PROBLEM TO WORK ON:
All entries shown below must be given again word for word.

DATA FOR REVIEW:

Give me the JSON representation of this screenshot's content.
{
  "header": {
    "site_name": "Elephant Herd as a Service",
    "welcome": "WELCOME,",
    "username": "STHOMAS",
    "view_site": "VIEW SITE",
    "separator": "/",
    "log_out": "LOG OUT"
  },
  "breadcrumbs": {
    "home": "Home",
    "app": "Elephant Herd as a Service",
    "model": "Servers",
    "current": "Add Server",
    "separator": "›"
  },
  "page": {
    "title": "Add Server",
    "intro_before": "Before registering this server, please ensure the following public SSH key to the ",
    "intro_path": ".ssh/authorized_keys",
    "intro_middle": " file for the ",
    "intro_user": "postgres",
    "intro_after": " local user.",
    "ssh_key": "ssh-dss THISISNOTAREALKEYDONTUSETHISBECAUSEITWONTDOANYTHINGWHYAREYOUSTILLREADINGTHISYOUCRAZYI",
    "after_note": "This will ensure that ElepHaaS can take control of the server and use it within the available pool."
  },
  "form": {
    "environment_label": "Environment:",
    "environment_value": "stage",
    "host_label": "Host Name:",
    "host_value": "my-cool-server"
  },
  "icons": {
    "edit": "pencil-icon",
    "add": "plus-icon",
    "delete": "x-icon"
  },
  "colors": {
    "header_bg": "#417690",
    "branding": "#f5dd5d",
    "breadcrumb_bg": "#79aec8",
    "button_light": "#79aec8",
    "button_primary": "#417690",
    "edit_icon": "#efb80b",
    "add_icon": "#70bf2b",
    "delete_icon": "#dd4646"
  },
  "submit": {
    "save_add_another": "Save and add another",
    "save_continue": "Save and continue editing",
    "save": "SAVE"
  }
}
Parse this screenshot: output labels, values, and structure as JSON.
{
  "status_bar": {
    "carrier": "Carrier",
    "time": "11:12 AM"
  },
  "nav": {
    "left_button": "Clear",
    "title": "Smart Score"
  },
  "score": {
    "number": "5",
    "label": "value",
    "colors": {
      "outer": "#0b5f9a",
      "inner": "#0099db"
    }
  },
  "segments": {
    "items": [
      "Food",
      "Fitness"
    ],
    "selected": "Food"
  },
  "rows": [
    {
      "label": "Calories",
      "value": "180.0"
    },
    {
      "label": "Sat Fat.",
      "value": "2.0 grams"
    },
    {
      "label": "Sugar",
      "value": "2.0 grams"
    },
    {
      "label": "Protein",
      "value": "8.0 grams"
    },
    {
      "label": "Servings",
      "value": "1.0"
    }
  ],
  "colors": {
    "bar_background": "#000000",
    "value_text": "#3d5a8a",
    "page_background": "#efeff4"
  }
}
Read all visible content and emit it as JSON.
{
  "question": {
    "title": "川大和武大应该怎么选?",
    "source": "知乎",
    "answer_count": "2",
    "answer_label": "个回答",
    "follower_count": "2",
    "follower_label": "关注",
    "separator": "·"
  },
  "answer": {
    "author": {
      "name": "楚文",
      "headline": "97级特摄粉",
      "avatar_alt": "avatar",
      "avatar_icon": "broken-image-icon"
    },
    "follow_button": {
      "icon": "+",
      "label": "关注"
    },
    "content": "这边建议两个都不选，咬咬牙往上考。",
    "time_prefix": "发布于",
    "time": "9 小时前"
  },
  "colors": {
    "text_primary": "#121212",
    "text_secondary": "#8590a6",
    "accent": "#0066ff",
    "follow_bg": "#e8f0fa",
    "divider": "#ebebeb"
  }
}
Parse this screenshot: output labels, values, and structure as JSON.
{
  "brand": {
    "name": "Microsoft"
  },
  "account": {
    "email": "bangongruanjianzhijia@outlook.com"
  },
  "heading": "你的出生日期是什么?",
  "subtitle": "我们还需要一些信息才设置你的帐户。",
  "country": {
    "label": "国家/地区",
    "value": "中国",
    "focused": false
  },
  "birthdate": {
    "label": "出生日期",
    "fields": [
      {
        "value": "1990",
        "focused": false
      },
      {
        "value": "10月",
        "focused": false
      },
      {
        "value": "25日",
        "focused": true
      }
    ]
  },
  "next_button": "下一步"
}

SOLUTION:
Give me the JSON representation of this screenshot's content.
{
  "header": {
    "site_name": "Elephant Herd as a Service",
    "welcome": "WELCOME,",
    "username": "STHOMAS",
    "view_site": "VIEW SITE",
    "separator": "/",
    "log_out": "LOG OUT"
  },
  "breadcrumbs": {
    "home": "Home",
    "app": "Elephant Herd as a Service",
    "model": "Servers",
    "current": "Add Server",
    "separator": "›"
  },
  "page": {
    "title": "Add Server",
    "intro_before": "Before registering this server, please ensure the following public SSH key to the ",
    "intro_path": ".ssh/authorized_keys",
    "intro_middle": " file for the ",
    "intro_user": "postgres",
    "intro_after": " local user.",
    "ssh_key": "ssh-dss THISISNOTAREALKEYDONTUSETHISBECAUSEITWONTDOANYTHINGWHYAREYOUSTILLREADINGTHISYOUCRAZYI",
    "after_note": "This will ensure that ElepHaaS can take control of the server and use it within the available pool."
  },
  "form": {
    "environment_label": "Environment:",
    "environment_value": "stage",
    "host_label": "Host Name:",
    "host_value": "my-cool-server"
  },
  "icons": {
    "edit": "pencil-icon",
    "add": "plus-icon",
    "delete": "x-icon"
  },
  "colors": {
    "header_bg": "#417690",
    "branding": "#f5dd5d",
    "breadcrumb_bg": "#79aec8",
    "button_light": "#79aec8",
    "button_primary": "#417690",
    "edit_icon": "#efb80b",
    "add_icon": "#70bf2b",
    "delete_icon": "#dd4646"
  },
  "submit": {
    "save_add_another": "Save and add another",
    "save_continue": "Save and continue editing",
    "save": "SAVE"
  }
}
Parse this screenshot: output labels, values, and structure as JSON.
{
  "status_bar": {
    "carrier": "Carrier",
    "time": "11:12 AM"
  },
  "nav": {
    "left_button": "Clear",
    "title": "Smart Score"
  },
  "score": {
    "number": "5",
    "label": "value",
    "colors": {
      "outer": "#0b5f9a",
      "inner": "#0099db"
    }
  },
  "segments": {
    "items": [
      "Food",
      "Fitness"
    ],
    "selected": "Food"
  },
  "rows": [
    {
      "label": "Calories",
      "value": "180.0"
    },
    {
      "label": "Sat Fat.",
      "value": "2.0 grams"
    },
    {
      "label": "Sugar",
      "value": "2.0 grams"
    },
    {
      "label": "Protein",
      "value": "8.0 grams"
    },
    {
      "label": "Servings",
      "value": "1.0"
    }
  ],
  "colors": {
    "bar_background": "#000000",
    "value_text": "#3d5a8a",
    "page_background": "#efeff4"
  }
}
Read all visible content and emit it as JSON.
{
  "question": {
    "title": "川大和武大应该怎么选?",
    "source": "知乎",
    "answer_count": "2",
    "answer_label": "个回答",
    "follower_count": "2",
    "follower_label": "关注",
    "separator": "·"
  },
  "answer": {
    "author": {
      "name": "楚文",
      "headline": "97级特摄粉",
      "avatar_alt": "avatar",
      "avatar_icon": "broken-image-icon"
    },
    "follow_button": {
      "icon": "+",
      "label": "关注"
    },
    "content": "这边建议两个都不选，咬咬牙往上考。",
    "time_prefix": "发布于",
    "time": "9 小时前"
  },
  "colors": {
    "text_primary": "#121212",
    "text_secondary": "#8590a6",
    "accent": "#0066ff",
    "follow_bg": "#e8f0fa",
    "divider": "#ebebeb"
  }
}
Parse this screenshot: output labels, values, and structure as JSON.
{
  "brand": {
    "name": "Microsoft"
  },
  "account": {
    "email": "bangongruanjianzhijia@outlook.com"
  },
  "heading": "你的出生日期是什么?",
  "subtitle": "我们还需要一些信息才设置你的帐户。",
  "country": {
    "label": "国家/地区",
    "value": "中国",
    "focused": false
  },
  "birthdate": {
    "label": "出生日期",
    "fields": [
      {
        "value": "1990",
        "focused": false
      },
      {
        "value": "10月",
        "focused": false
      },
      {
        "value": "25日",
        "focused": true
      }
    ]
  },
  "next_button": "下一步"
}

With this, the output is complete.